Someone once rejected Gertrude Stein. In a fabulously absurd way.
'The writing is extremely weak, the plotting haphazard and often preposterous, the characterizations shallow and sometimes incoherent; its attitude toward the past is glib and its self-positioning in the present is unattractively smug; the acting is, almost without exception, bland and sometimes amateurish.' Daniel Mendelsohn dislikes Mad Men.
Snow is a short film directed by Geoffrey Jones (1931-2005) and shot by Wolfgang Suschitzky [imdb], simultaneously spectacle and social-commentary it can be viewed online (YouTube). Snow was made under the aegis of British Transport Films (wiki) and nominated for an Oscar in 1965; unable to afford to licence his choice of soundtrack—“Teen Beat” by Sandy Nelson—Jones enlisted Johnny Hawksworth to rerecord “Teen Beat” with an altered tempo and effects by Daphne Oram [wiki, BBC]. The result is a masterpiece of sound and image.
Swimming around in a mixture of language and matter, humans occupy a particular evolutionary niche mediated by something we call 'consciousness'. To Professor Nicholas Humphrey we're made up of "soul dust": "a kind of theatre... an entertainment which we put on for ourselves inside our own heads." But just as that theatre is directed by the relationship between language and matter, it is also undermined by it. It all depends how you think it.
"Casey Plett is a twenty-something dude who has dressed in women's clothes with gently increasing frequency over the last six years. He is taking estrogen and testosterone-suppressers, and will probably transition to being a woman in the next year or so. Barring unforeseen circumstances, we're going to put about a 90% probability on this one. Casey's genitalia is not the focus of Balls Out, but it does perennially show up uninvited and eat all the Nutella."

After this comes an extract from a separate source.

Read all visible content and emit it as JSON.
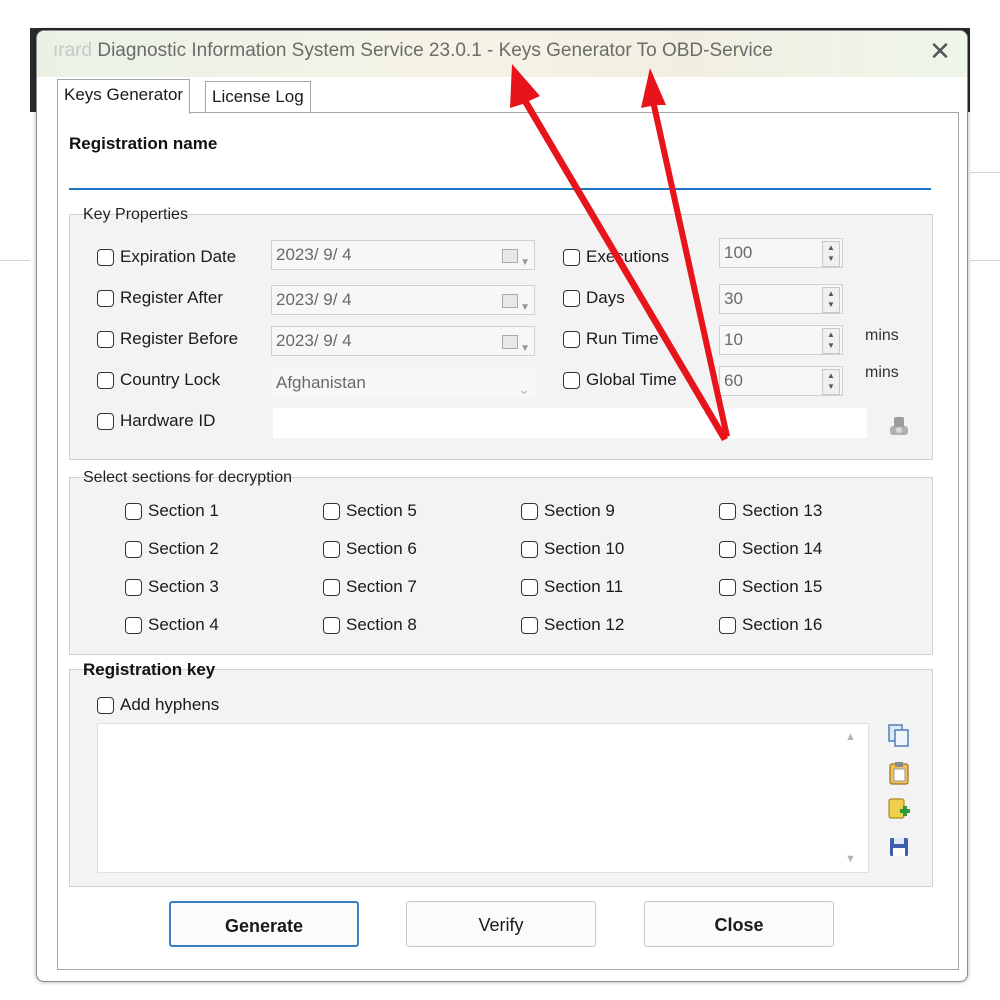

it started in a vestibule, it ended in having to start a wiki to keep track of everything Craig Finn says
The Hold Steady is a band that tends to write songs that are stories about drugs and sex and Jesus. There is a wiki that keeps track of all of their reused characters, locations, and self references, among other things.. Because of their songwriting style, the NPR annotated versions of "The Swish" and "The Cattle and the Creeping Things" as well as their TVTropes entry are also worth a look. You can listen to their latest album on the Guardian website.
Don't Make Me Steal - a Digital Media Consumption Manifesto.